JERUSALEM (AFP) - Israel on Thursday slammed as "biased" a report by the UN Human Rights Council calling on the Jewish state to halt all settlement activity, saying it would only hamper peace efforts.
"The Human Rights Council has sadly distinguished itself by its systematically one-sided and biased approach towards Israel. This latest report is yet another unfortunate reminder of that," foreign ministry spokesman Yigal Palmor said.
The report, which was written by three independent experts, calls on Israel to immediately stop building on occupied Palestinian land and to start pulling out its Jewish settlers, who number more than 500,000.
"Israel must... cease all settlement activities without preconditions (and) must immediately initiate a process of withdrawal of all settlers," they wrote, saying the settlements were causing Palestinian human rights to be "violated consistently and on a daily basis".
But the Israeli foreign ministry said the report would hurt peace efforts.
"Counterproductive measures, such as the report before us, will only hamper efforts to find a sustainable solution to the Israel-Palestinian conflict," Palmor said in a statement.
"The only way to resolve all pending issues between Israel and the Palestinians, including the settlements issue, is through direct negotiations without pre-conditions." Israel cut all ties with the 47-member state council in March 2012 after the body announced it would probe how Israeli settlements may be infringing on the rights of the Palestinians.

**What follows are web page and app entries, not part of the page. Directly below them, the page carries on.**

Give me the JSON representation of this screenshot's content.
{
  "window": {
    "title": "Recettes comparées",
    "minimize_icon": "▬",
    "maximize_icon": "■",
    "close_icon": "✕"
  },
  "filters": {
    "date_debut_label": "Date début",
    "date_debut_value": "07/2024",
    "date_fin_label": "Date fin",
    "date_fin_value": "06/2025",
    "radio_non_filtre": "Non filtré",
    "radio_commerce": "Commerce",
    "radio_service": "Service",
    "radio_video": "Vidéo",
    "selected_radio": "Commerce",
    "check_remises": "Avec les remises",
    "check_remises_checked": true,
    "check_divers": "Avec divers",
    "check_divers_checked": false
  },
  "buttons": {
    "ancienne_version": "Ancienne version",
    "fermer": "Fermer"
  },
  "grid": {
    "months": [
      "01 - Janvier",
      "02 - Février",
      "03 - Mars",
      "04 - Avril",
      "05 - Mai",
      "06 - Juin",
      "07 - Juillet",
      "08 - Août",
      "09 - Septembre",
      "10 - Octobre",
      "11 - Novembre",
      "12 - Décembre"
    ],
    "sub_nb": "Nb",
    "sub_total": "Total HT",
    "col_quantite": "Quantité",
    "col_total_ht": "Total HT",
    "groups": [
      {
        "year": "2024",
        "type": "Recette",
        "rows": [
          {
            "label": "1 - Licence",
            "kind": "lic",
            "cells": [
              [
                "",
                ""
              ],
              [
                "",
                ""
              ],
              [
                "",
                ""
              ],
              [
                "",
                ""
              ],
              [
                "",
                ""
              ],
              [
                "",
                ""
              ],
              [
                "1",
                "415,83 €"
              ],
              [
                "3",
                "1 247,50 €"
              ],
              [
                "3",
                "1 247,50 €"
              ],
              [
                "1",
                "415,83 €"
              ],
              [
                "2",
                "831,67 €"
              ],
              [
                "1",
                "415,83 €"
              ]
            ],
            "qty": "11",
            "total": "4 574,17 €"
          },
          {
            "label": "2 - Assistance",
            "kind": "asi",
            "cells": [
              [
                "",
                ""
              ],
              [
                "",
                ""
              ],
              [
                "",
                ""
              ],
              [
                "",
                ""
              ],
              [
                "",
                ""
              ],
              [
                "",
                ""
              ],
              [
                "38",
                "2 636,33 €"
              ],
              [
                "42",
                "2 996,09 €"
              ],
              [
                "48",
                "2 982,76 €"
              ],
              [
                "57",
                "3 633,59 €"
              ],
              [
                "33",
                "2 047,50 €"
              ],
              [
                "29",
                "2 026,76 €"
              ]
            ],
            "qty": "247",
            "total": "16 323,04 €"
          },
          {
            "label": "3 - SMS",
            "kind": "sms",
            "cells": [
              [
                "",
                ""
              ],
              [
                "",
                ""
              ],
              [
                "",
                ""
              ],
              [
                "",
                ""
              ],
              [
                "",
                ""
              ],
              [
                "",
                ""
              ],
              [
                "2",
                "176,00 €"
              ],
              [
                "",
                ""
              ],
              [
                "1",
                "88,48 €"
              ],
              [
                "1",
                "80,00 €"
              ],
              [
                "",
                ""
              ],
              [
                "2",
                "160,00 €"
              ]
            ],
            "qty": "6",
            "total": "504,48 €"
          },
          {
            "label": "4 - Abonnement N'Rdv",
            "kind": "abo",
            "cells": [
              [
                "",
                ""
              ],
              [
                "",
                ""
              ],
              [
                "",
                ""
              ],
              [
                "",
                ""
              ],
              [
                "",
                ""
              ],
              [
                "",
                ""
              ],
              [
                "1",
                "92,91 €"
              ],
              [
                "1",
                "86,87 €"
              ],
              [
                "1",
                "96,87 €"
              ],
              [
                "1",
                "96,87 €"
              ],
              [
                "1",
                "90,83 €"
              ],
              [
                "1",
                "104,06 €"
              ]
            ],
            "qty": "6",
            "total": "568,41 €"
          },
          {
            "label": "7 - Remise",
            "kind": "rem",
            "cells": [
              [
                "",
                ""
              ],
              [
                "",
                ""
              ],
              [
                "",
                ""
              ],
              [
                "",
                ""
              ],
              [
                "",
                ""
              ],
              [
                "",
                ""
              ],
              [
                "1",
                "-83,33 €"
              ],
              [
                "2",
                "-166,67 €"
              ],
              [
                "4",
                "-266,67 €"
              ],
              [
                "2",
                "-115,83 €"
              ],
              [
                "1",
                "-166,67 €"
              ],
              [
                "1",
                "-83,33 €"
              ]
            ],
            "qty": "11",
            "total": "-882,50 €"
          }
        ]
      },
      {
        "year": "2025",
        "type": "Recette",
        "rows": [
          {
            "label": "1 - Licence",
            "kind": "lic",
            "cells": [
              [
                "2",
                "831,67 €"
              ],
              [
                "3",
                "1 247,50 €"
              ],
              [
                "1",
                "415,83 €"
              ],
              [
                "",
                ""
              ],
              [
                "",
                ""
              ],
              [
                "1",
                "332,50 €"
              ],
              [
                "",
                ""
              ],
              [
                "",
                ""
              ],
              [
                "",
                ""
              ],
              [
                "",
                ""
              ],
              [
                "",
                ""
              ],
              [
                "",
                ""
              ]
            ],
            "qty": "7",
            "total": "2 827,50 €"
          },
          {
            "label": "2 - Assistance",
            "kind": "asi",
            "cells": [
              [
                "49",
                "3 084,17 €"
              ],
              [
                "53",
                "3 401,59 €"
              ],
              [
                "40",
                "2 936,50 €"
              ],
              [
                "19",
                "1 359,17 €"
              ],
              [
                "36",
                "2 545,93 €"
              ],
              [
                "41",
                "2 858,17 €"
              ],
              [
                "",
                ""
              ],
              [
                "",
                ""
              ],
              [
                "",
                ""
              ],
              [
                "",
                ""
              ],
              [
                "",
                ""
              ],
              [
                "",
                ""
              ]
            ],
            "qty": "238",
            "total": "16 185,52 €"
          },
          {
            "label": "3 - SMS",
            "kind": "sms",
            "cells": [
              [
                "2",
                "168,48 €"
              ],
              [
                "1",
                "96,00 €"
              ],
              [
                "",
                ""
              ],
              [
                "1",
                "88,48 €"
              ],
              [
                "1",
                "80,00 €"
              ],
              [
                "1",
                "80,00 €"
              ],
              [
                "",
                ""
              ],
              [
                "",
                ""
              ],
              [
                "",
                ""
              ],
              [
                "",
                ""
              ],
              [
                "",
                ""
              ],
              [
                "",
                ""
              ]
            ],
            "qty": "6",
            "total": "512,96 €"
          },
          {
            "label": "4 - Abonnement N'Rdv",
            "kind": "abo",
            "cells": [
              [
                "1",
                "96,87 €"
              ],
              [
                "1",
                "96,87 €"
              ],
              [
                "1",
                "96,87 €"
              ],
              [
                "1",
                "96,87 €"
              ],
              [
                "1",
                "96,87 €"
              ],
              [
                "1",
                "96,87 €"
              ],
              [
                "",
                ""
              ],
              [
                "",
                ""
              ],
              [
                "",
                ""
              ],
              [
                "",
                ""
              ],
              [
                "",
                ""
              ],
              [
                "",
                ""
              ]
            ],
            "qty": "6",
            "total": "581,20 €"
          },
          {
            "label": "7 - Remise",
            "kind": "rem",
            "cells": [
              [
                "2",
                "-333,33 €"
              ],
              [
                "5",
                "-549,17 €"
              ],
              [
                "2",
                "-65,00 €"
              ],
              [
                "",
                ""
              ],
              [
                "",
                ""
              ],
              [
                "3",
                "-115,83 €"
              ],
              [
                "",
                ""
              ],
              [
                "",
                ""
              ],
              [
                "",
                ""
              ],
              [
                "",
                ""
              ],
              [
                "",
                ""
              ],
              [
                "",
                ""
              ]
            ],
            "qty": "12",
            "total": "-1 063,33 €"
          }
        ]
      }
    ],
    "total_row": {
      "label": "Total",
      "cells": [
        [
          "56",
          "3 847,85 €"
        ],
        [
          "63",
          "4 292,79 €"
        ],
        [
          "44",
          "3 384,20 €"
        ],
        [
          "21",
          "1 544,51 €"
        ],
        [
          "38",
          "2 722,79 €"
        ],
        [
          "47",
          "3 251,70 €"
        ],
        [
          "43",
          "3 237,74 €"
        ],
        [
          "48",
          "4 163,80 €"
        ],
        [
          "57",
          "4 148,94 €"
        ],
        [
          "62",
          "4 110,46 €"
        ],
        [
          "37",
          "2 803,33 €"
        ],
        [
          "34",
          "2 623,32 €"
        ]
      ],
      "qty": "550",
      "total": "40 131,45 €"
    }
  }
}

The experts, who will present their findings to the council on Mar 18, were not able to visit Israel or the Palestinian territories, after failing to secure Israeli permission, and instead met in Jordan with more than 50 people affected by the settlements or working in NGOs in a relevant field, it said.
The report was published two days after Israel became the first country ever to boycott a UN Human Rights Council review, in a move linked to the settlement report.
The Jewish state is not a member of the council but like all 193 UN countries it is required to undergo Universal Periodic Reviews of its human rights situation.